[App and web page records]
[Start of section]
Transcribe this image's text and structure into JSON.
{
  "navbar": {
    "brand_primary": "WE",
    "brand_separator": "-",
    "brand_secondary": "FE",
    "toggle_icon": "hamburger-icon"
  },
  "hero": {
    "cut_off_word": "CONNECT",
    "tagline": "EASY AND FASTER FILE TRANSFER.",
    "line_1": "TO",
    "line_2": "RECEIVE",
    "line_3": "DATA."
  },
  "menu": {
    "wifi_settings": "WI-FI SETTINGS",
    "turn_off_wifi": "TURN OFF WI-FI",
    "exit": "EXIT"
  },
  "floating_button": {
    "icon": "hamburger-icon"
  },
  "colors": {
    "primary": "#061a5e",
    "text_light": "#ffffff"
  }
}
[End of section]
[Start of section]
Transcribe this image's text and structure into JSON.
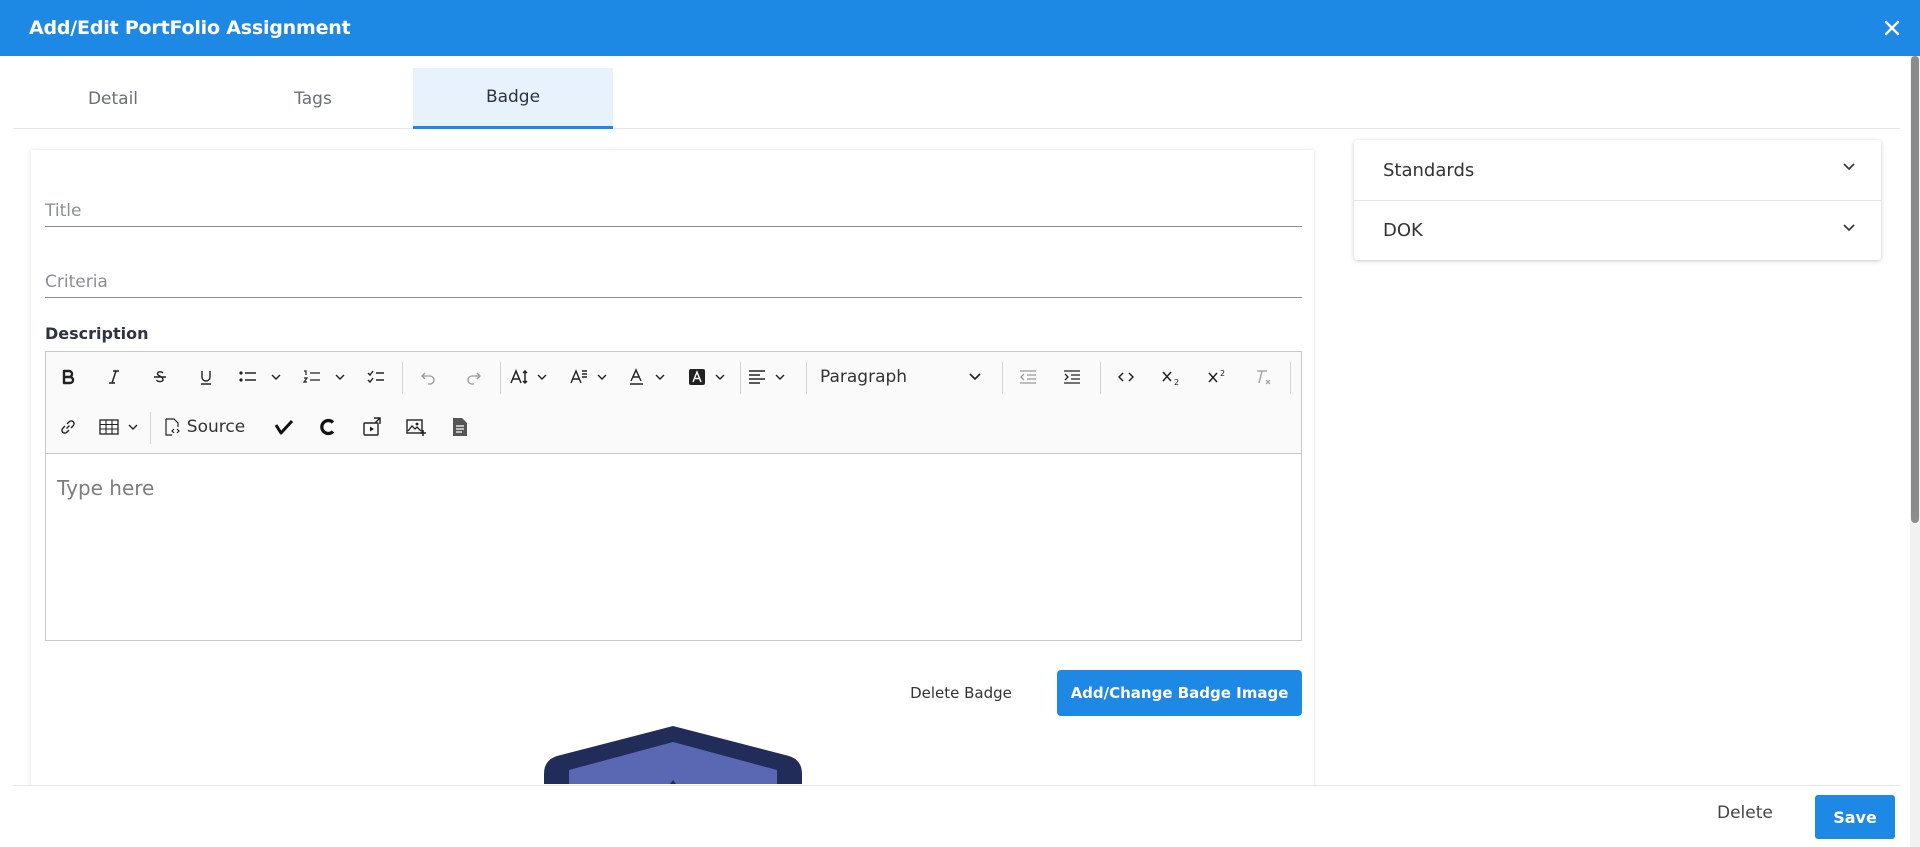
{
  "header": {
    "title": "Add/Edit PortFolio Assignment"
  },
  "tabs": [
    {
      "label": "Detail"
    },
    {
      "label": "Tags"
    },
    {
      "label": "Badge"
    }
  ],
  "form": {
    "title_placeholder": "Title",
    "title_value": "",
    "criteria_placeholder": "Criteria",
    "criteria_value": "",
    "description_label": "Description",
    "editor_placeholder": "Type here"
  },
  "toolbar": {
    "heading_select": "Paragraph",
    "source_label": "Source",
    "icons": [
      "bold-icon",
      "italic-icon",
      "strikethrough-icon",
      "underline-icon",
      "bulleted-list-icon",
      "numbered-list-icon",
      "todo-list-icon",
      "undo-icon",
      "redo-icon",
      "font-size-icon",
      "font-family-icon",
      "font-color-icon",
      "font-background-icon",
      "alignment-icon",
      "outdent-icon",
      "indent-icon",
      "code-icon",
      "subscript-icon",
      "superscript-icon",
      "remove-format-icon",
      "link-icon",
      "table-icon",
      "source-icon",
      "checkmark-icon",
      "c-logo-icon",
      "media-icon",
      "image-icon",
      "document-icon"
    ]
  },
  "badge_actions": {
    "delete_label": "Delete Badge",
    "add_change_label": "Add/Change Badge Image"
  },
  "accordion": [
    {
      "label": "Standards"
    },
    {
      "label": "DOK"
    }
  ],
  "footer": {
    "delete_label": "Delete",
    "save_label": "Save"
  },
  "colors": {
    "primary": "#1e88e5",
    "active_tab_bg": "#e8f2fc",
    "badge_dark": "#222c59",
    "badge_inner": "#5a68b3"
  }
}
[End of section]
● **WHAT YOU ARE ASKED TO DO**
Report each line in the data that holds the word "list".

● **RESPONSE AREA**
      "bulleted-list-icon",
      "numbered-list-icon",
      "todo-list-icon",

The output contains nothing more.